– Insights Based on Recent Travel (Mis)Adventures in Italy –
Italy – Prime international tourist destination renowned for its atmospheric historical centers, gastronomic experiences and giving visitors a taste of La Dolce Vita. Whilst sensory life experiences are ripe for the picking Italy-wide, getting anything done on time or as expected in Italy can be an exercise in extreme frustration for the outsider. With an Italian background myself, I get to spend longer than average periods of time with family and friends there – a valuable opportunity to stray off the tourist track, to talk with real people openly about life, politics, business, and to see and hear more about the raw underbelly of what it takes to get the job done in Italy today.
Now, not being a functioning participant in the business world there I can’t pass comment on the strengths and weakness of the small business ecosystem locally, but two things are clear even to the visitor: Scratch the surface of Italy’s rustic glamour, and you’ll see businesses doing it beyond tough, especially in Southern Italy; and spend any time there as a customer trying to get anything done and you often end up having a pretty raw experience.
Today we read and talk a lot about the potential for digitally transformative technologies to allow SMEs to provide the “seamless customer experience” the digital economy needs to drive business survival, growth and economic betterment in general.
But what happens when you get used to and expect the seamless experience, and then suddenly find yourself road blocked? Your business, travel, or leisure agendas held up – cause unapparent? What’s the hold-up/issue? Is it them, or is it me? Have the seamless experience front runners around the world set the bar too high?
Indeed many businesses, including the tourism industry in Italy, would seem to have all the “experience” boxes ticked.

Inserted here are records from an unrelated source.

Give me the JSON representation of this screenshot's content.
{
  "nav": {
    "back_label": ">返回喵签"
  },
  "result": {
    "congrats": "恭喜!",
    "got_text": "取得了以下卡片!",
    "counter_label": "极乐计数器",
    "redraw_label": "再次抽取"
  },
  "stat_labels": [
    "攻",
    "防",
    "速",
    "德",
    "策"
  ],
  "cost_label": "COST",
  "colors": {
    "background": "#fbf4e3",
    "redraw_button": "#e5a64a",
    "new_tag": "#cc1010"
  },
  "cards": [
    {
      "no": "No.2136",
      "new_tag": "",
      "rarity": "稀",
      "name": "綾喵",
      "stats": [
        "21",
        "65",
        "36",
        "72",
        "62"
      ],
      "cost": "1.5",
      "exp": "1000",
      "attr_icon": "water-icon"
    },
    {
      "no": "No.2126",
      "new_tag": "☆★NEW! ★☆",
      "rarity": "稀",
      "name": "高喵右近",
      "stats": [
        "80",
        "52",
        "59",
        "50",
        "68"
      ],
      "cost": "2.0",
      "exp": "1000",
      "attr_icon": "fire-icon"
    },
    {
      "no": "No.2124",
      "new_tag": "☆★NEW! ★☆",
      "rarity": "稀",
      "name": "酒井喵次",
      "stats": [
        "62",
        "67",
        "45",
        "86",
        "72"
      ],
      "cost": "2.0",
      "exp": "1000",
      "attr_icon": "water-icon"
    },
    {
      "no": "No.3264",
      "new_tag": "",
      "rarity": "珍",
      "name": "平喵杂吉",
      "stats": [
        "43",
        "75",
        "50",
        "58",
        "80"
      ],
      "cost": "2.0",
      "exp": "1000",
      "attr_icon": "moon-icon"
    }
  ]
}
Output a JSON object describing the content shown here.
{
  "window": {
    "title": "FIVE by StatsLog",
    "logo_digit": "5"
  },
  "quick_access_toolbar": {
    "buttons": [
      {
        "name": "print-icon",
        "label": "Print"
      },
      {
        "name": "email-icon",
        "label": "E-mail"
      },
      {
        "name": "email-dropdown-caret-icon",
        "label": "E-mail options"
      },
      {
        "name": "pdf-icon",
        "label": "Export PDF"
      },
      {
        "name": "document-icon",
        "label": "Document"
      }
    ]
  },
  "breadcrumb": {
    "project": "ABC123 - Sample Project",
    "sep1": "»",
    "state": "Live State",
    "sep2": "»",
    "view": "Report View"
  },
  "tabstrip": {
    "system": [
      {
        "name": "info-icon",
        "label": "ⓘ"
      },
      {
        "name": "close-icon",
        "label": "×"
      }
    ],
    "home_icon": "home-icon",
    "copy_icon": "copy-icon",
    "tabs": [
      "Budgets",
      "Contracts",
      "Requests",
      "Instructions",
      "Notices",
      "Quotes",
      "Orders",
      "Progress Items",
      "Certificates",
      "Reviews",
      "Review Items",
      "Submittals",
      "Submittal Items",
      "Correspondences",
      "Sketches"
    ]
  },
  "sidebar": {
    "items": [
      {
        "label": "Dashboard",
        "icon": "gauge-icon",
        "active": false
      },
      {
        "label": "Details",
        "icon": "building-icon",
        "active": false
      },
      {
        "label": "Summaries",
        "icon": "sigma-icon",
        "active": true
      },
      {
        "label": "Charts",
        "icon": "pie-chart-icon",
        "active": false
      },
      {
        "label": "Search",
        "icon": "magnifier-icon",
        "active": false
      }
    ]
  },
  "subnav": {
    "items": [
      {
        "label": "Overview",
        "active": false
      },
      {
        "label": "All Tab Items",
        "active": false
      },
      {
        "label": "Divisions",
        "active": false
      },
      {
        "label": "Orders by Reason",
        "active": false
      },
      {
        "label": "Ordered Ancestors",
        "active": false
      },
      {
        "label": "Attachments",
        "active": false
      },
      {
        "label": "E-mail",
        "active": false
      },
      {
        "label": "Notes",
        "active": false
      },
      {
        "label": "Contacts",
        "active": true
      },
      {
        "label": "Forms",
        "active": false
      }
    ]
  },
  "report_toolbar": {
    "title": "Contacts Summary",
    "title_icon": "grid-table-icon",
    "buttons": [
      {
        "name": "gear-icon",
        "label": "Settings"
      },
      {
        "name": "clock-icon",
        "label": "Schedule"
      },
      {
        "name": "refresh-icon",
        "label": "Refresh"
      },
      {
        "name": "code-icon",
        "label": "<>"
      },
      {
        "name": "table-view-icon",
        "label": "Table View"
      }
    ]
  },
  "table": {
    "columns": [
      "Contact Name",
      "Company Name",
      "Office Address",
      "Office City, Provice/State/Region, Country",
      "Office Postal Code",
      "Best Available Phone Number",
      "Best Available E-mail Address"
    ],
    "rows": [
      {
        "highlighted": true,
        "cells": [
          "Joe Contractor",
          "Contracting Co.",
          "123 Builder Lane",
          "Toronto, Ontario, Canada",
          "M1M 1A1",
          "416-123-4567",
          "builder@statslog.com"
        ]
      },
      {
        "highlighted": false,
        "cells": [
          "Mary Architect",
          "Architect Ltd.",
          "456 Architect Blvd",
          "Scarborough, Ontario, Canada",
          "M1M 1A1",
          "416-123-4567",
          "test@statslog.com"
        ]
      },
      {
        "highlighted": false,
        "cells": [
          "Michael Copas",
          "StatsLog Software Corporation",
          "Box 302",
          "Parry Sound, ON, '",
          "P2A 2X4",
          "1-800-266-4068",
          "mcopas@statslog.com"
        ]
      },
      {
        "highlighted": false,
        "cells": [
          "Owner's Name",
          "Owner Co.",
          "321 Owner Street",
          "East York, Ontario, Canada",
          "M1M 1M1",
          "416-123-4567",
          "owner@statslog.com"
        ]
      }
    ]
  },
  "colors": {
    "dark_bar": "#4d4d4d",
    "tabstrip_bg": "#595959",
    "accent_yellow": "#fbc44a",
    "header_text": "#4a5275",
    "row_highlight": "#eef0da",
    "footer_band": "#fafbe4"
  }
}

After all – Italy has one of the world’s best ratings as a travel experience, it attracts outstanding user reviews, it inspires a constant stream of value-adding content that is shared and repurposed by the travel industry the world over, and it is getting ready to offer visitors and industry well above average base-line connectivity (95 percent of Italy’s population set to have ultrafast broadband by mid-2018 – almost two years ahead of its original schedule – but that’s a whole other discussion there…)
What’s stopping these and other business around the world from making it that final mile into seamless-town? Well my recent experiences in the Italian context highlighted two often overlooked building blocks:
1) Charming customer service is different to being truly customer-centric, and;
2) Processes need to be consistent (and existent) to actually generate outcomes.
It’s the Form-Over-Function argument – you might eventually (although perhaps not always) get your customer their desired outcome – but what of their journey to get there? And why and how is that journey often so vastly different from one day to the next, one customer to the next, one place to the next, and one hour to the next?
In talking about getting SMEs digital transformation ready these are two of the most often recurring themes – making the customer experience king through true customer centricity, and building robust processes that both inform and guardrail the quality of customer experiences each and every time.
Looking at these two critical instruments through the Italian lens, however, really highlights what it means when these two elements do not always operate in tandem.
I recently read a quote that I love:
Amateurs have goals and professionals have processes.
I have no doubt that all businesses the world over share a virtually common set of goals – sustained growth, profitability, legacy building, some measure of community good – the difference lies in how they set about achieving those goals, and the ecosystem that is in place to facilitate this.
Taking this one step further, I would suggest there is a further subtle difference amongst digital age businesses; are you set to remain the professional digital-amateur (you know your business and your industry but you lack the customer-centricity and processes to drive forward), or are you ready to take the leap forward into newer territory as an amateur digital-professional (you might have been in business a long time but recognize that to become a digital-grade professional, you’ll need to transition to adopt new mind-sets and processes.)
Where does the digital customer experience you offer your customers place you on this spectrum?
Want to read more about Customer Experience on the Maxsum blog?